One of the factors in the recent resurgence of interest in ANZAC Day has been the corresponding decline in mainstream religious participation. In 2005, the New Scientist magazine carried a story about a “religion gene”:

Until about 25 years ago, scientists assumed that religious behaviour was simply the product of a person’s socialisation – or “nurture”. But more recent studies, including those on adult twins who were raised apart, suggest genes contribute about 40% of the variability in a person’s religiousness.

Whatever this actually means in practice, it’s clear that we long to believe in a higher, larger truth than ourselves, and more significantly, to participate in rituals that point to that truth. I think that the resurgence of ANZAC memorials and pilgrimages to Gallipoli has its source in this reality. In short, when the religious life of transcendent traditions ((Those religious traditions with a belief in some kind of deity who includes, but also exists outside, human experience)) declines, civil religions take their place. And that is what the resurgence of ANZAC Day is about – civil religion.

Rituals, processions, remembering the dead, even readings from Christian scripture (addressed in Jarrod’s article) – its all there. Now, my point is not that ceremonies which are not explicitly Christian are bad – of course not, ritual is a part of human life, whether externally religious or not. My problem is that such ceremonies induct us into a positive remembrance of war, verging at times on outright celebration, as we revere Gallipoli as a “national creation story”.

None of what I’m saying here negates these facts: that Australian soldiers possess courage; that we should recognise their suffering and bravery; that it is possible that war, like all hardship, can reveal positives in the human character; and that there should be some sort of ritual to remember these things. I affirm these things, and I admire the courage of those who go to war, even as I do not admire the task they fulfil.

But here we come to the nub of the problem. Australia has begun to see our warring history, and Gallipoli in particular, as emblematic of our character as a nation: a place and time where mateship was birthed, as a model for young people to venerate and aspire to, a place wherein the purifying violence of Suvla Bay a nation was truly formed. I do not affirm these things. I do not believe these things are healthy, because they essentially argue that the violence of war is a stable foundation for human relationships, individual character & vocation, and nationhood.

For Christians who follow a Jesus who died willingly to save the world (rather than kill to save it), any memorialising of war is a challenge to our faith. So what kind of memorial could I participate it? From a Christian point of view, any war is a violation of God’s creation, and God weeps over all those who die, and over all those whose participation in war has damaged them. Therefore I would like to see a memorial that remembers, and recognises, the dead from all the wars that Australia has fought in: from the Boer War through to Afghanistan and Iraq. I would like to see a ritual in which the dead of our enemies are brought to our attention, as well as our own dead. That way, ANZAC Day would truly be a remembrance of the horror of war

I finish with this quote from Jarrod McKenna’s own article:

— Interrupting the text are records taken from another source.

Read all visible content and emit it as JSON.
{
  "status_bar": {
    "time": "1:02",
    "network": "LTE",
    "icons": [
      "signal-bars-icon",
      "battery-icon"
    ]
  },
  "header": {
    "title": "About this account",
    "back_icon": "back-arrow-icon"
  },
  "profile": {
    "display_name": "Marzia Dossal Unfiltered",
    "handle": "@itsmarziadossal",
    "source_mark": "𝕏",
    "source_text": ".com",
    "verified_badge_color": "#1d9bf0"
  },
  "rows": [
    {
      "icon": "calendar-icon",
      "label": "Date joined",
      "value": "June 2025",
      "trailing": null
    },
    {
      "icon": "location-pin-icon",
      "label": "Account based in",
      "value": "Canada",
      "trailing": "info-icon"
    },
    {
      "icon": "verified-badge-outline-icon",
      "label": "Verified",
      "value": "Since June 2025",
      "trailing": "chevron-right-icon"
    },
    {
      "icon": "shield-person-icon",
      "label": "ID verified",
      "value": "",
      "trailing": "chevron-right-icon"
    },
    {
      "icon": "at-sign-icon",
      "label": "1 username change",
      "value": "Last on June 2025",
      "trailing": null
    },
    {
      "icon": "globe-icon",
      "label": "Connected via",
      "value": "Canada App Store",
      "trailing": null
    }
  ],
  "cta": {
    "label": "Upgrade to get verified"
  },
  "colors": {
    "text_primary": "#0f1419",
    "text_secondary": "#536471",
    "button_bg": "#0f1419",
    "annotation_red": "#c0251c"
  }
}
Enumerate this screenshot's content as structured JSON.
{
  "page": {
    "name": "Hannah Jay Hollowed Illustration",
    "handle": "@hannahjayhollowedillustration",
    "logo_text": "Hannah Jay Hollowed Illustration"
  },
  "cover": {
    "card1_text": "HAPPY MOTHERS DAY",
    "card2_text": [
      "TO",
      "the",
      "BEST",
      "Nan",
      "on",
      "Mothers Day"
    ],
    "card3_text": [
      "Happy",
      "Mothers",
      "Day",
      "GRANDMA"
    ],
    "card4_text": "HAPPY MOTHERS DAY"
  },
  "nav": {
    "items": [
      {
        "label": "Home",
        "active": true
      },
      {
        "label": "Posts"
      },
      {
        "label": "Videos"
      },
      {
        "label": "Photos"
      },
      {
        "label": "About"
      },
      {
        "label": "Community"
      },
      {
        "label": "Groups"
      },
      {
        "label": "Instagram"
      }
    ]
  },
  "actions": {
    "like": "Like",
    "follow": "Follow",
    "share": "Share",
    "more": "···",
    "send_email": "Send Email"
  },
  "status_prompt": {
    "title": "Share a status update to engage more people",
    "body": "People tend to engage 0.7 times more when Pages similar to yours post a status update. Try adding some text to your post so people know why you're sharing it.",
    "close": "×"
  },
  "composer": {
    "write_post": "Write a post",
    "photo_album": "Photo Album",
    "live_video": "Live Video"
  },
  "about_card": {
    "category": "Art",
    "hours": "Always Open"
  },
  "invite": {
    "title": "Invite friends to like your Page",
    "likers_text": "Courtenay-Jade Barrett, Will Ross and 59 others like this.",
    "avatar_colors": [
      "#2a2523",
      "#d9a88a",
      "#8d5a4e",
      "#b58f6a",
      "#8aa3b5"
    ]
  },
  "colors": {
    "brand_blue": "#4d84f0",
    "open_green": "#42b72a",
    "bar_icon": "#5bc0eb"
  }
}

If we say fighting is wrong, we spit in the face of all those soldiers who have bravely served their countries. But if we say the way to fight is with violence,then like those in Matthew’s passion account, we spit in the face of Christ. Do not judge those who did not know there was a better way. But it is a judgment of our Christianity if we remain silent as our governments sacrifice trillions of dollars and the precious lives of young people on the altar of unwinnable wars.